• What needs to be done: Isolate every line in the data with the string "requests" and copy it.

[Data about app and page elements]
________________________

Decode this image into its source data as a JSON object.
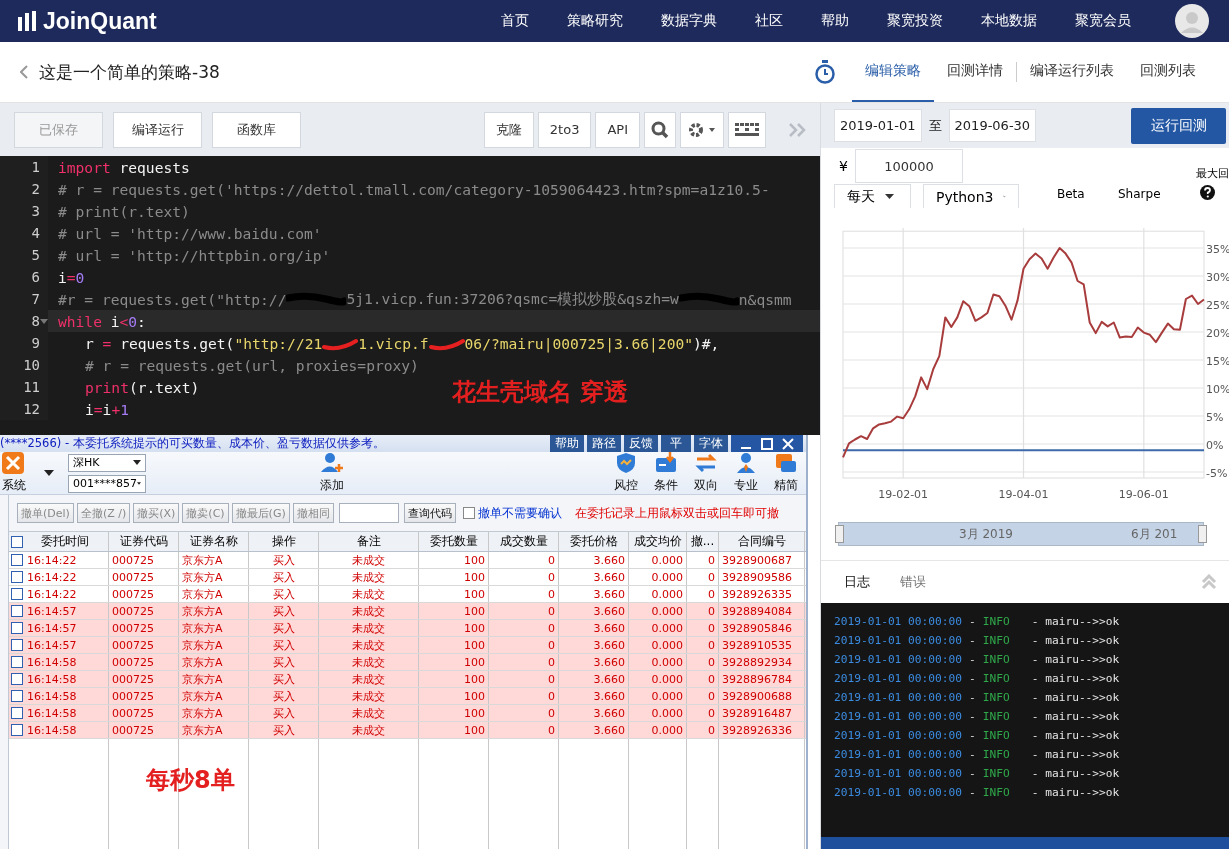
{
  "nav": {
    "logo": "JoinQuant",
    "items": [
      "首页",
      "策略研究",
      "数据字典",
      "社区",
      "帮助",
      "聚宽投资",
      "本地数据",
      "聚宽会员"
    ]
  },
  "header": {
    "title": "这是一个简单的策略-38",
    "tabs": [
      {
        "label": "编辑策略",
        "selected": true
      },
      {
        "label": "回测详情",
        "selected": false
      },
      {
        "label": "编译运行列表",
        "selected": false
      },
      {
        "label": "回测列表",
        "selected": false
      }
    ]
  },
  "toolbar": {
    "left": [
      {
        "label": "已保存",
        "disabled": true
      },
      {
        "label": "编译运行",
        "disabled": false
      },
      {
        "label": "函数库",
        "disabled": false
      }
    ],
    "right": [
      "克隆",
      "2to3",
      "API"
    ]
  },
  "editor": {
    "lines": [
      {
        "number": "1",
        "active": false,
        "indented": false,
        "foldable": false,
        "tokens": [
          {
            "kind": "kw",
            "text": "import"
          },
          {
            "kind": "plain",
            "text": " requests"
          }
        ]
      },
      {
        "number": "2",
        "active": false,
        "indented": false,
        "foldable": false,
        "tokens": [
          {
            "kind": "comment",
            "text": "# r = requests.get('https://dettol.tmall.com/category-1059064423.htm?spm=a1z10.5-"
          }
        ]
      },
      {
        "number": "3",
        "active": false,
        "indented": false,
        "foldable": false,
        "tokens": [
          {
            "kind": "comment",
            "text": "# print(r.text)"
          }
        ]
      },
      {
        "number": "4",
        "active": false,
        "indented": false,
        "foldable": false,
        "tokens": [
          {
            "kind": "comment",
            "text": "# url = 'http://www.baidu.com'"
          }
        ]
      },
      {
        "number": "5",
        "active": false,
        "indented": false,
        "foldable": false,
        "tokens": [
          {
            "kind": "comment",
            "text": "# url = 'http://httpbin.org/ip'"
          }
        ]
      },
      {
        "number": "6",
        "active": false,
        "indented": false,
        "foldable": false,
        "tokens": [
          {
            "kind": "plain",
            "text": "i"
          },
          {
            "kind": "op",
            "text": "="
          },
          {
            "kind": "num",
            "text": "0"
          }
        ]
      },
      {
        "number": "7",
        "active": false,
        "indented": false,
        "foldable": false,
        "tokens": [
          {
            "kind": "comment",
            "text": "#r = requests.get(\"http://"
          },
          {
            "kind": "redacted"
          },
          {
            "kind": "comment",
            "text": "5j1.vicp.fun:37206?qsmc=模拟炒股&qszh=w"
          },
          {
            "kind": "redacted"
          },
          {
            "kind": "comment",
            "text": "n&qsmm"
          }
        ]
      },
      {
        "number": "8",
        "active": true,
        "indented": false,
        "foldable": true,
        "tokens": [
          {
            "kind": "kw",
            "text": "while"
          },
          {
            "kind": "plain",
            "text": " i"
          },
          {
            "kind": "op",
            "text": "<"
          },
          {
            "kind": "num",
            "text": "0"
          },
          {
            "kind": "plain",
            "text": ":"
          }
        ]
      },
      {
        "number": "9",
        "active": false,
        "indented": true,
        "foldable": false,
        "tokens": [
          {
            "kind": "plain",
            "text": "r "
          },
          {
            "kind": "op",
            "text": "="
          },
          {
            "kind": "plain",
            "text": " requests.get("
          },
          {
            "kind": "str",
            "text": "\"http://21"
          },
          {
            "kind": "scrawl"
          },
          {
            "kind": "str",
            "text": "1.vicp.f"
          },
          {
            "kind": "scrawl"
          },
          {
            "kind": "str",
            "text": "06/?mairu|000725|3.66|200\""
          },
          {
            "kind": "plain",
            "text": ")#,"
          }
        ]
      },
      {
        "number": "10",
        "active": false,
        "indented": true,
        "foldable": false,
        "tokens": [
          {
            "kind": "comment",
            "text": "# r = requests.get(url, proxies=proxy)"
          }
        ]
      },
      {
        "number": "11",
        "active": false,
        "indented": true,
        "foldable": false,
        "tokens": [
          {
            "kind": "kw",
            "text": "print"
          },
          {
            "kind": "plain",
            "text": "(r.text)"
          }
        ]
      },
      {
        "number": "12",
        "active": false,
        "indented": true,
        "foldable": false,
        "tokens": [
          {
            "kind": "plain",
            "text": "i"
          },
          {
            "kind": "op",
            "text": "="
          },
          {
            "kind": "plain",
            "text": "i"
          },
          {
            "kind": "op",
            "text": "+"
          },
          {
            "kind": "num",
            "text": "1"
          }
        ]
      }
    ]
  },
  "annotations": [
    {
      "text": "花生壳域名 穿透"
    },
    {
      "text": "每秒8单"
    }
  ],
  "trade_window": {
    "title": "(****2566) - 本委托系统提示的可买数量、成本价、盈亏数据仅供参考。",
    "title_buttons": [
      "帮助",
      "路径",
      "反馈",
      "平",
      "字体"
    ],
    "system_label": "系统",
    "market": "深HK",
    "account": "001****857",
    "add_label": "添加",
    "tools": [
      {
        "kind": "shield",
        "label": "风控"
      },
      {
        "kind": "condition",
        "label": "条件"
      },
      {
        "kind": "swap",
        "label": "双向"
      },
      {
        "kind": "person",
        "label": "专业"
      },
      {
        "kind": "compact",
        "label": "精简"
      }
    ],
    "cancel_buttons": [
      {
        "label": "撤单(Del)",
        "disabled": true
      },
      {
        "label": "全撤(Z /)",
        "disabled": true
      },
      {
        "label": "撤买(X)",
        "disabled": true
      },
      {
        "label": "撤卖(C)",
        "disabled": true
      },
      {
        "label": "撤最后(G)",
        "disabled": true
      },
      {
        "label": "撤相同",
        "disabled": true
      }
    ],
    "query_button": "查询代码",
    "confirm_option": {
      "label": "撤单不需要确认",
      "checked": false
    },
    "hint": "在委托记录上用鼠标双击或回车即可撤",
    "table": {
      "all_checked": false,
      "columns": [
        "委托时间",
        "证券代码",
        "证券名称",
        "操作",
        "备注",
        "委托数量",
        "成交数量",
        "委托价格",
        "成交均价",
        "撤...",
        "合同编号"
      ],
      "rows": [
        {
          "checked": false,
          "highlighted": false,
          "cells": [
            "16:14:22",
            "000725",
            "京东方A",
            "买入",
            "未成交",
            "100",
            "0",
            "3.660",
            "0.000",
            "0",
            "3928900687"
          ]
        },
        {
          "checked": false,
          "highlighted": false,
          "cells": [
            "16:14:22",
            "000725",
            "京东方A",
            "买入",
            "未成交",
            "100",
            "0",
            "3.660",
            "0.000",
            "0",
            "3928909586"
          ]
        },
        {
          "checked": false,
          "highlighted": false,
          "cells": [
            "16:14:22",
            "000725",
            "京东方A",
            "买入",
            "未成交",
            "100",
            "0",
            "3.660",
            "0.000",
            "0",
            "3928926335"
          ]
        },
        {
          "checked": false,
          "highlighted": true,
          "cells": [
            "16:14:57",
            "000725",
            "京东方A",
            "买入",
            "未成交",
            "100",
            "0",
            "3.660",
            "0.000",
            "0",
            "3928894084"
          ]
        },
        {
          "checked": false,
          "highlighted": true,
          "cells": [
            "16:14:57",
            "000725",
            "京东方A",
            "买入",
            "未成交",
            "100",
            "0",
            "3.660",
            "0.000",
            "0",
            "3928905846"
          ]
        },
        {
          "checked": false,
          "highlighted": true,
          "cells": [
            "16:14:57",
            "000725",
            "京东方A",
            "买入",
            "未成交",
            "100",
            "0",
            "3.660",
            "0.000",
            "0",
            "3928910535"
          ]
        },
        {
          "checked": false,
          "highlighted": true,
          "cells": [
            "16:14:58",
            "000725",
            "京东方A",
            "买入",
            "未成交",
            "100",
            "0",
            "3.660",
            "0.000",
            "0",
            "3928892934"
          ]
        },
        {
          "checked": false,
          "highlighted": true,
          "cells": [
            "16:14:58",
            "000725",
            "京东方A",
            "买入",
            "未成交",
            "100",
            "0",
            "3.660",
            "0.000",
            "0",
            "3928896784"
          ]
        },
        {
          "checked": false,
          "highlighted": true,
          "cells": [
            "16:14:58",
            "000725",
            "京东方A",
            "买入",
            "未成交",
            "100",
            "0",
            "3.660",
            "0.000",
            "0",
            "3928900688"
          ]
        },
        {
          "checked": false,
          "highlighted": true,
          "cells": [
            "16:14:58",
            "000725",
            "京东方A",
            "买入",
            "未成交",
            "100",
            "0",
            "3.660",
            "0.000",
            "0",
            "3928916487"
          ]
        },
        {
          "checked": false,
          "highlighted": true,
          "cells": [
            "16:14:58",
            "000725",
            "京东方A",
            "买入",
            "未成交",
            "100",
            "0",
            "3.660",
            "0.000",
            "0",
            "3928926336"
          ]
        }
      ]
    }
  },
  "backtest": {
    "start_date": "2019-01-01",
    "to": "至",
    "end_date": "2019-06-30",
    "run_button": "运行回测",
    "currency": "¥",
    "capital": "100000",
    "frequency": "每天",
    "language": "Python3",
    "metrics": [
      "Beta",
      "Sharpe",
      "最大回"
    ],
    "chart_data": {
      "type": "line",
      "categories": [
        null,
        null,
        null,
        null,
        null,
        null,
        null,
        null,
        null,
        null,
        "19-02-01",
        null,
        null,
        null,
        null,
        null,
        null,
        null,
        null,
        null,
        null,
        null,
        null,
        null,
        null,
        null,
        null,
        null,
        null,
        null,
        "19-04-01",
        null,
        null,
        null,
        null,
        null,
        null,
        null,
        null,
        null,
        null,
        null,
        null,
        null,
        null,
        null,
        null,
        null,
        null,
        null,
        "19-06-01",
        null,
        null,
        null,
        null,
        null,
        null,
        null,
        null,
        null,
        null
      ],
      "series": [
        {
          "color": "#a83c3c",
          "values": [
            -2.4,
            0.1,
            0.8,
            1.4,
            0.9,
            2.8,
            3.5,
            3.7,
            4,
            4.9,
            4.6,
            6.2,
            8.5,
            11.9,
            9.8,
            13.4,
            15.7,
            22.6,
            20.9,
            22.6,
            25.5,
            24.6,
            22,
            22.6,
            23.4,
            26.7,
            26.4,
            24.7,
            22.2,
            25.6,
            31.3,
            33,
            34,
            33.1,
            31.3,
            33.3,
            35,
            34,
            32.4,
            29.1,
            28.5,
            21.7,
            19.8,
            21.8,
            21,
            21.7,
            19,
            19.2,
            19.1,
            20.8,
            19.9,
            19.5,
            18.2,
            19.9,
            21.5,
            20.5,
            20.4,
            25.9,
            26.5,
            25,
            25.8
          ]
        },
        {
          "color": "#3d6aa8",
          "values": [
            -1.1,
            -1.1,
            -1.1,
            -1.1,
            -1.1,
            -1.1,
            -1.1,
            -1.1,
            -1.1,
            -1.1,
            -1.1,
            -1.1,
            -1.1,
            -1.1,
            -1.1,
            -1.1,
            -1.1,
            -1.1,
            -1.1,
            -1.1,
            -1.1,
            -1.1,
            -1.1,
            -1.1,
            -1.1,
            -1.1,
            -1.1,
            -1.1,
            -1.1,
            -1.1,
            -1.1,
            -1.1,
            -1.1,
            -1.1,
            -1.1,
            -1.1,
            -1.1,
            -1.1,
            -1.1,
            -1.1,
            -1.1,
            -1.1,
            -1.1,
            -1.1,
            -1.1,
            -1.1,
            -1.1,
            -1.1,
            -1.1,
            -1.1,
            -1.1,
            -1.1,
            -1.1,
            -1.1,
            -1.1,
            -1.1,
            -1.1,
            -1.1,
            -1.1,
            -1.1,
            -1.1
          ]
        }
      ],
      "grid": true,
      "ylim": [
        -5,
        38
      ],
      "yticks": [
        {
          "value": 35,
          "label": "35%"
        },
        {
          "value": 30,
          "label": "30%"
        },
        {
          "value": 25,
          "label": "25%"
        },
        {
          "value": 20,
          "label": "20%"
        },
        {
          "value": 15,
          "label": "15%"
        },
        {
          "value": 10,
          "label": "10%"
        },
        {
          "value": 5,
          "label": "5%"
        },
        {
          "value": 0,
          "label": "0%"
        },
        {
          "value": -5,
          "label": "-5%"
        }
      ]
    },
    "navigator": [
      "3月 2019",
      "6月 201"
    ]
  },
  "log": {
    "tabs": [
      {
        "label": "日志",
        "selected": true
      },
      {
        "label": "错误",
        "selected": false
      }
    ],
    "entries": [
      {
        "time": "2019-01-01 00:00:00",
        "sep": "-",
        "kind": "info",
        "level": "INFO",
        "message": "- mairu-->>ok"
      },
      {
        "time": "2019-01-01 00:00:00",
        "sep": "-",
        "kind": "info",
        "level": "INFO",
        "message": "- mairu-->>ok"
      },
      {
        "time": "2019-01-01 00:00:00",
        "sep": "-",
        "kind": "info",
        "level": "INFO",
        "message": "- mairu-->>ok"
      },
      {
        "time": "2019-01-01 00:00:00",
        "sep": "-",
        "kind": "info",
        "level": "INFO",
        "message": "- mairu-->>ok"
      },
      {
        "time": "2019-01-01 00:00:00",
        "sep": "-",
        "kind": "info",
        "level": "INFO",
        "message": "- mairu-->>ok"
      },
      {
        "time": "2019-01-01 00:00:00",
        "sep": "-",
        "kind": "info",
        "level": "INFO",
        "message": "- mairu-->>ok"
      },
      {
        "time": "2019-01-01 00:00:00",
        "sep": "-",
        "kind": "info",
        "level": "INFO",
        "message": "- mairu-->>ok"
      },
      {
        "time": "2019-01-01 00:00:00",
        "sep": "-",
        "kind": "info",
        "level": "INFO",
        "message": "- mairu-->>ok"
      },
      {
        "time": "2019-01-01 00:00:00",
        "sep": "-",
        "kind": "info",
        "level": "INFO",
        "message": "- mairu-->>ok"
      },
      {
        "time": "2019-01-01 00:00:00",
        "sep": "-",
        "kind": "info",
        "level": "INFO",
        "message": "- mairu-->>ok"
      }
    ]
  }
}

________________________

• Result:
            "text": " requests"
            "text": "# r = requests.get('https://dettol.tmall.com/category-1059064423.htm?spm=a1z10.5-"
            "text": "#r = requests.get(\"http://"
            "text": " requests.get("
            "text": "# r = requests.get(url, proxies=proxy)"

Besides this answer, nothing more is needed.